● Aim of the exercise:
Filter the material below so that only lines containing "passe" remain.

Material for this task Block Start

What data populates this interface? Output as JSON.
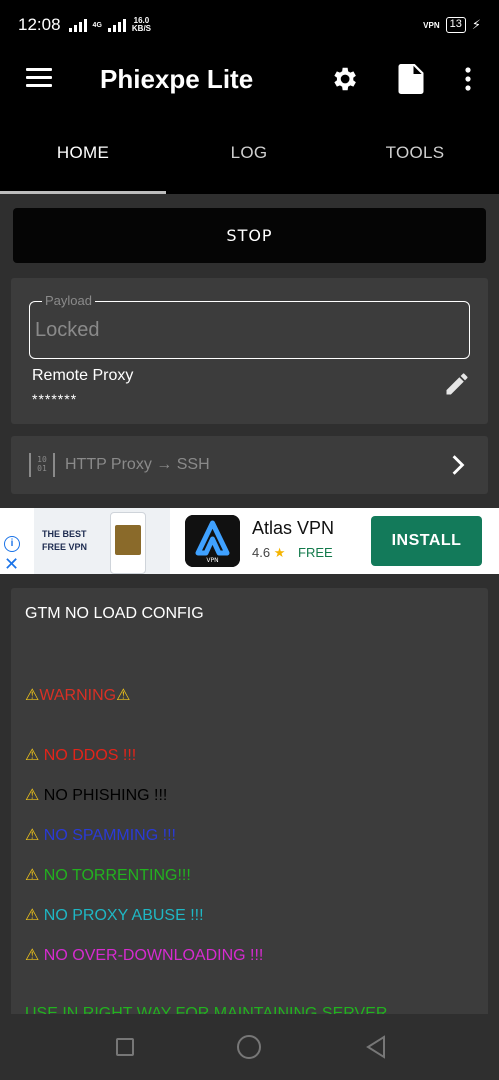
{
  "status": {
    "time": "12:08",
    "net_type": "4G",
    "speed_value": "16.0",
    "speed_unit": "KB/S",
    "vpn": "VPN",
    "battery": "13"
  },
  "appbar": {
    "title": "Phiexpe Lite"
  },
  "tabs": [
    {
      "label": "HOME"
    },
    {
      "label": "LOG"
    },
    {
      "label": "TOOLS"
    }
  ],
  "home": {
    "stop_label": "STOP",
    "payload_label": "Payload",
    "payload_value": "Locked",
    "remote_proxy_label": "Remote Proxy",
    "remote_proxy_value": "*******",
    "tunnel_label": "HTTP Proxy → SSH",
    "binary_glyph_top": "10",
    "binary_glyph_bottom": "01"
  },
  "ad": {
    "banner_line1": "THE BEST",
    "banner_line2": "FREE VPN",
    "title": "Atlas VPN",
    "rating": "4.6",
    "price": "FREE",
    "install_label": "INSTALL",
    "info_glyph": "i",
    "close_glyph": "✕"
  },
  "config": {
    "title": "GTM NO LOAD CONFIG",
    "lines": [
      {
        "text": "WARNING",
        "color": "#d93025"
      },
      {
        "text": "NO DDOS !!!",
        "color": "#e3241a"
      },
      {
        "text": "NO PHISHING !!!",
        "color": "#000000"
      },
      {
        "text": "NO SPAMMING !!!",
        "color": "#2a3ad6"
      },
      {
        "text": "NO TORRENTING!!!",
        "color": "#22b21f"
      },
      {
        "text": "NO PROXY ABUSE !!!",
        "color": "#1fb7c4"
      },
      {
        "text": "NO OVER-DOWNLOADING !!!",
        "color": "#d62bd0"
      },
      {
        "text": "USE IN RIGHT WAY FOR MAINTAINING SERVER",
        "color": "#22b21f"
      }
    ],
    "warning_glyph": "⚠"
  }
}
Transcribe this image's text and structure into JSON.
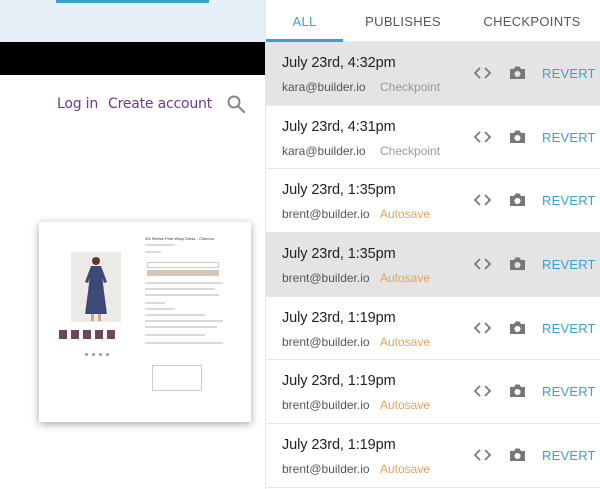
{
  "preview": {
    "nav": {
      "login": "Log in",
      "create_account": "Create account"
    },
    "product_title": "3/4 Sleeve Print Wrap Dress - Chevron"
  },
  "panel": {
    "tabs": [
      {
        "label": "ALL",
        "active": true
      },
      {
        "label": "PUBLISHES",
        "active": false
      },
      {
        "label": "CHECKPOINTS",
        "active": false
      }
    ],
    "rows": [
      {
        "date": "July 23rd, 4:32pm",
        "user": "kara@builder.io",
        "kind": "Checkpoint",
        "action": "REVERT"
      },
      {
        "date": "July 23rd, 4:31pm",
        "user": "kara@builder.io",
        "kind": "Checkpoint",
        "action": "REVERT"
      },
      {
        "date": "July 23rd, 1:35pm",
        "user": "brent@builder.io",
        "kind": "Autosave",
        "action": "REVERT"
      },
      {
        "date": "July 23rd, 1:35pm",
        "user": "brent@builder.io",
        "kind": "Autosave",
        "action": "REVERT"
      },
      {
        "date": "July 23rd, 1:19pm",
        "user": "brent@builder.io",
        "kind": "Autosave",
        "action": "REVERT"
      },
      {
        "date": "July 23rd, 1:19pm",
        "user": "brent@builder.io",
        "kind": "Autosave",
        "action": "REVERT"
      },
      {
        "date": "July 23rd, 1:19pm",
        "user": "brent@builder.io",
        "kind": "Autosave",
        "action": "REVERT"
      }
    ]
  },
  "colors": {
    "accent": "#3c9fd3",
    "autosave": "#e9a053",
    "checkpoint": "#9a9a9a",
    "highlight_row": "#e4e4e4",
    "link_purple": "#6b3a8a"
  },
  "icons": {
    "code": "code-brackets-icon",
    "camera": "camera-icon",
    "search": "search-icon"
  }
}
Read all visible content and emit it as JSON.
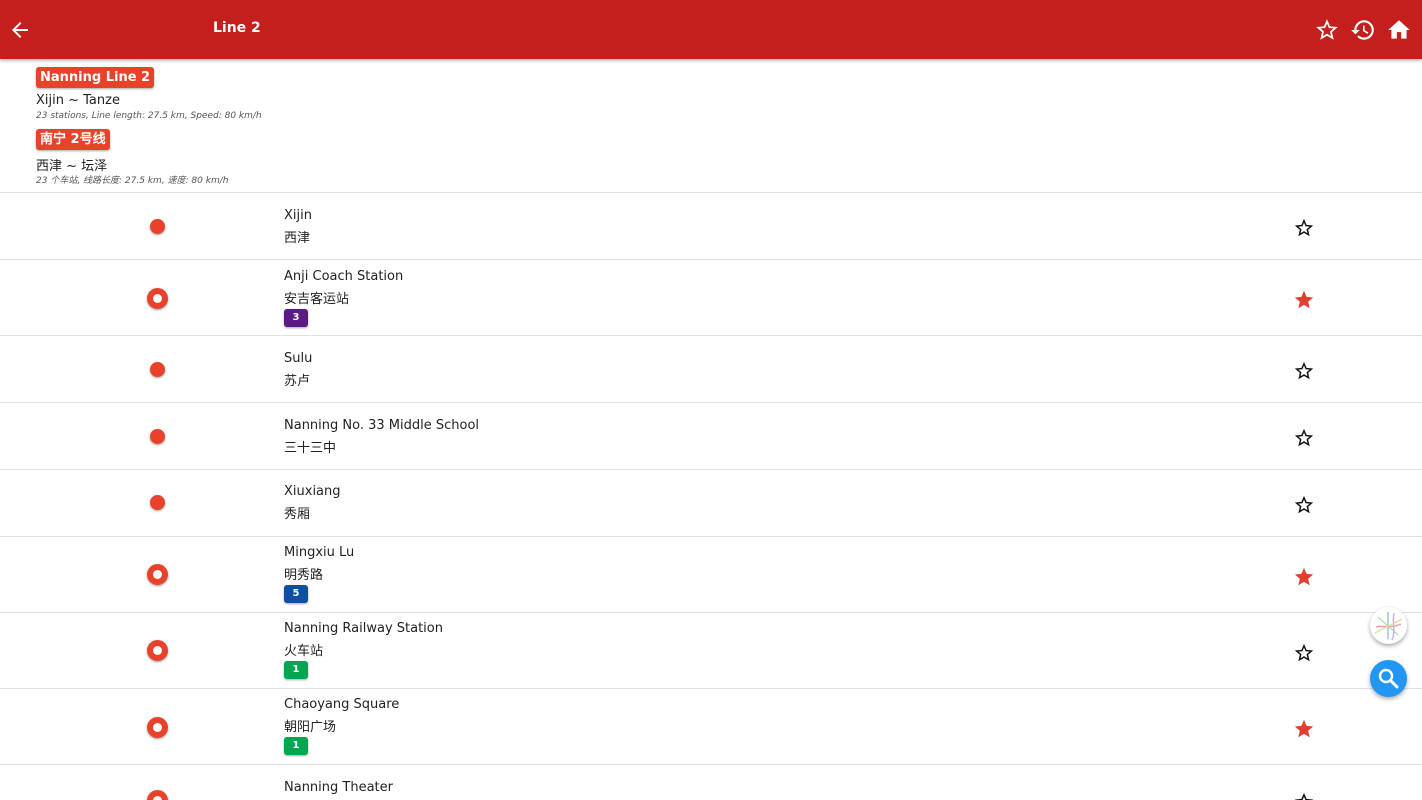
{
  "appbar": {
    "title": "Line 2",
    "icons": [
      "arrow-back-icon",
      "star-outline-icon",
      "history-icon",
      "home-icon"
    ]
  },
  "line": {
    "name_en": "Nanning Line 2",
    "route_en": "Xijin ~ Tanze",
    "info_en": "23 stations, Line length: 27.5 km, Speed: 80 km/h",
    "name_zh": "南宁 2号线",
    "route_zh": "西津 ~ 坛泽",
    "info_zh": "23 个车站, 线路长度: 27.5 km, 速度: 80 km/h",
    "color": "#e8432a"
  },
  "stations": [
    {
      "en": "Xijin",
      "zh": "西津",
      "transfer": null,
      "favorite": false
    },
    {
      "en": "Anji Coach Station",
      "zh": "安吉客运站",
      "transfer": {
        "line": "3",
        "color": "#5b1a86"
      },
      "favorite": true
    },
    {
      "en": "Sulu",
      "zh": "苏卢",
      "transfer": null,
      "favorite": false
    },
    {
      "en": "Nanning No. 33 Middle School",
      "zh": "三十三中",
      "transfer": null,
      "favorite": false
    },
    {
      "en": "Xiuxiang",
      "zh": "秀厢",
      "transfer": null,
      "favorite": false
    },
    {
      "en": "Mingxiu Lu",
      "zh": "明秀路",
      "transfer": {
        "line": "5",
        "color": "#0d4fa0"
      },
      "favorite": true
    },
    {
      "en": "Nanning Railway Station",
      "zh": "火车站",
      "transfer": {
        "line": "1",
        "color": "#00a651"
      },
      "favorite": false
    },
    {
      "en": "Chaoyang Square",
      "zh": "朝阳广场",
      "transfer": {
        "line": "1",
        "color": "#00a651"
      },
      "favorite": true
    },
    {
      "en": "Nanning Theater",
      "zh": "",
      "transfer": null,
      "favorite": false
    }
  ],
  "fabs": [
    "metro-map-icon",
    "search-icon"
  ],
  "colors": {
    "appbar": "#c41f1c",
    "favorite": "#e0402f",
    "search_fab": "#2196f3"
  }
}
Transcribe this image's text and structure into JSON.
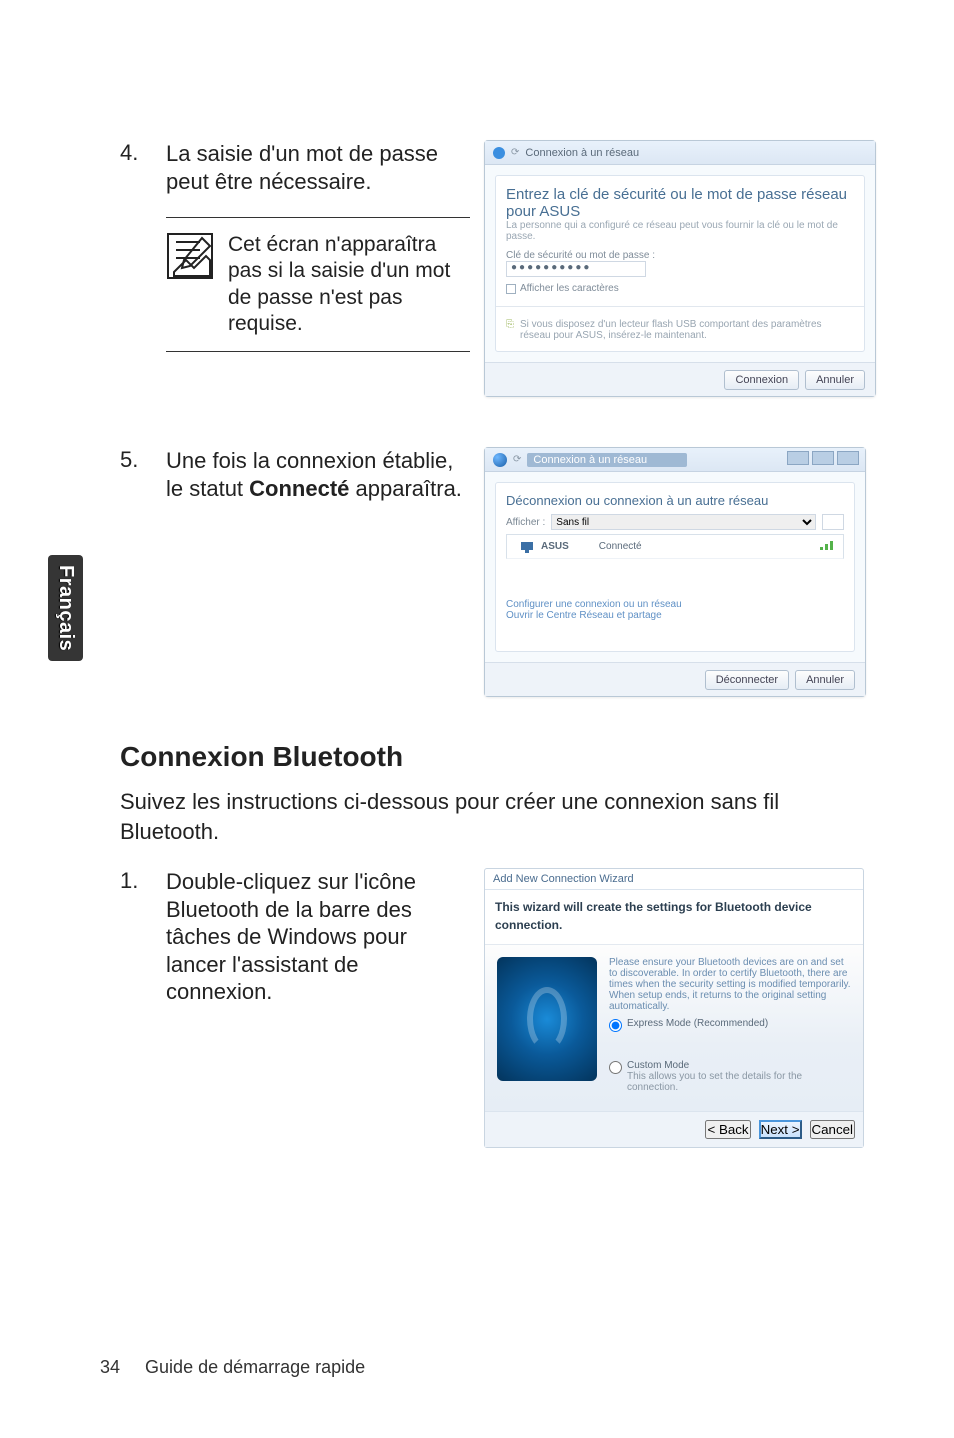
{
  "sideTab": "Français",
  "step4": {
    "num": "4.",
    "text": "La saisie d'un mot de passe peut être nécessaire.",
    "noteText": "Cet écran n'apparaîtra pas si la saisie d'un mot de passe n'est pas requise."
  },
  "passwordDialog": {
    "title": "Connexion à un réseau",
    "heading": "Entrez la clé de sécurité ou le mot de passe réseau pour ASUS",
    "subText": "La personne qui a configuré ce réseau peut vous fournir la clé ou le mot de passe.",
    "fieldLabel": "Clé de sécurité ou mot de passe :",
    "fieldValue": "●●●●●●●●●●",
    "checkboxLabel": "Afficher les caractères",
    "hintText": "Si vous disposez d'un lecteur flash USB comportant des paramètres réseau pour ASUS, insérez-le maintenant.",
    "hintLink": "lecteur flash USB",
    "okButton": "Connexion",
    "cancelButton": "Annuler"
  },
  "step5": {
    "num": "5.",
    "textPrefix": "Une fois la connexion établie, le statut ",
    "textBold": "Connecté",
    "textSuffix": " apparaîtra."
  },
  "connectedDialog": {
    "title": "Connexion à un réseau",
    "heading": "Déconnexion ou connexion à un autre réseau",
    "filterLabel": "Afficher :",
    "filterValue": "Sans fil",
    "colIcon": "",
    "colNetwork": "ASUS",
    "colStatus": "Connecté",
    "link1": "Configurer une connexion ou un réseau",
    "link2": "Ouvrir le Centre Réseau et partage",
    "btn1": "Déconnecter",
    "btn2": "Annuler"
  },
  "sectionHeading": "Connexion Bluetooth",
  "sectionPara": "Suivez les instructions ci-dessous pour créer une connexion sans fil Bluetooth.",
  "step1": {
    "num": "1.",
    "text": "Double-cliquez sur l'icône Bluetooth de la barre des tâches de Windows pour lancer l'assistant de connexion."
  },
  "btWizard": {
    "title": "Add New Connection Wizard",
    "banner": "This wizard will create the settings for Bluetooth device connection.",
    "desc": "Please ensure your Bluetooth devices are on and set to discoverable. In order to certify Bluetooth, there are times when the security setting is modified temporarily. When setup ends, it returns to the original setting automatically.",
    "radio1": "Express Mode (Recommended)",
    "radio2": "Custom Mode",
    "radio2desc": "This allows you to set the details for the connection.",
    "back": "< Back",
    "next": "Next >",
    "cancel": "Cancel"
  },
  "footer": {
    "pageNum": "34",
    "bookTitle": "Guide de démarrage rapide"
  }
}
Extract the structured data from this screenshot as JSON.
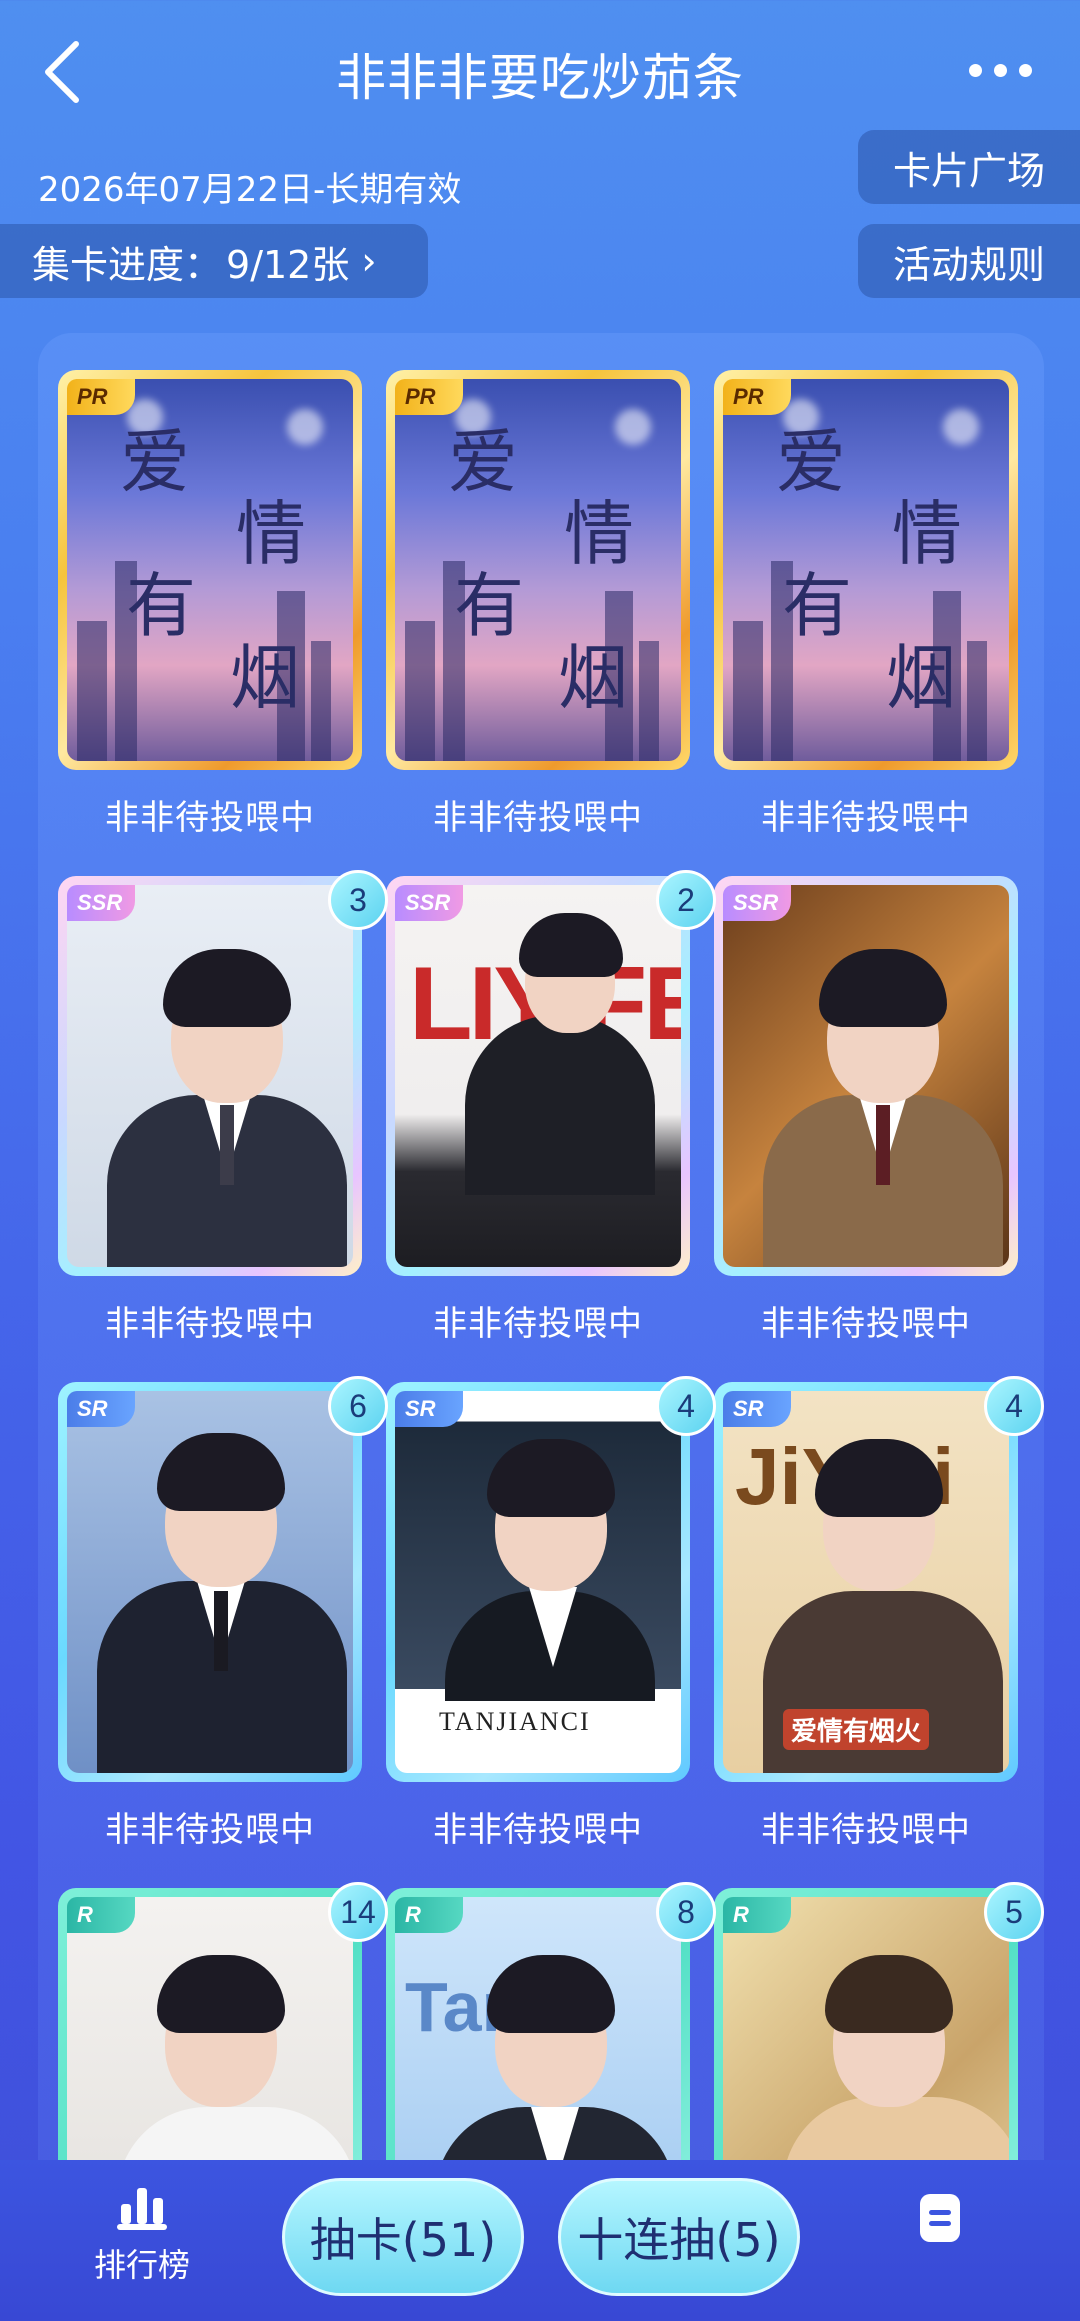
{
  "header": {
    "title": "非非非要吃炒茄条",
    "validity": "2026年07月22日-长期有效",
    "progress_label": "集卡进度：",
    "progress_value": "9/12张",
    "square_label": "卡片广场",
    "rules_label": "活动规则"
  },
  "cards": [
    {
      "rarity": "PR",
      "count": null,
      "caption": "非非待投喂中",
      "art_title": "爱情有烟火"
    },
    {
      "rarity": "PR",
      "count": null,
      "caption": "非非待投喂中",
      "art_title": "爱情有烟火"
    },
    {
      "rarity": "PR",
      "count": null,
      "caption": "非非待投喂中",
      "art_title": "爱情有烟火"
    },
    {
      "rarity": "SSR",
      "count": "3",
      "caption": "非非待投喂中"
    },
    {
      "rarity": "SSR",
      "count": "2",
      "caption": "非非待投喂中"
    },
    {
      "rarity": "SSR",
      "count": null,
      "caption": "非非待投喂中"
    },
    {
      "rarity": "SR",
      "count": "6",
      "caption": "非非待投喂中"
    },
    {
      "rarity": "SR",
      "count": "4",
      "caption": "非非待投喂中"
    },
    {
      "rarity": "SR",
      "count": "4",
      "caption": "非非待投喂中"
    },
    {
      "rarity": "R",
      "count": "14",
      "caption": ""
    },
    {
      "rarity": "R",
      "count": "8",
      "caption": ""
    },
    {
      "rarity": "R",
      "count": "5",
      "caption": ""
    }
  ],
  "bottom": {
    "rank_label": "排行榜",
    "draw_one": "抽卡(51)",
    "draw_ten": "十连抽(5)"
  },
  "icons": {
    "back": "chevron-left-icon",
    "more": "more-dots-icon",
    "rank": "bar-chart-icon",
    "notes": "note-icon"
  },
  "colors": {
    "bg_top": "#4f8ff0",
    "bg_bottom": "#3f4fd8",
    "button_cyan": "#6ed8f2"
  }
}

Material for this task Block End

● Final answer:
    "text": "La saisie d'un mot de passe peut être nécessaire.",
    "noteText": "Cet écran n'apparaîtra pas si la saisie d'un mot de passe n'est pas requise."
    "heading": "Entrez la clé de sécurité ou le mot de passe réseau pour ASUS",
    "subText": "La personne qui a configuré ce réseau peut vous fournir la clé ou le mot de passe.",
    "fieldLabel": "Clé de sécurité ou mot de passe :",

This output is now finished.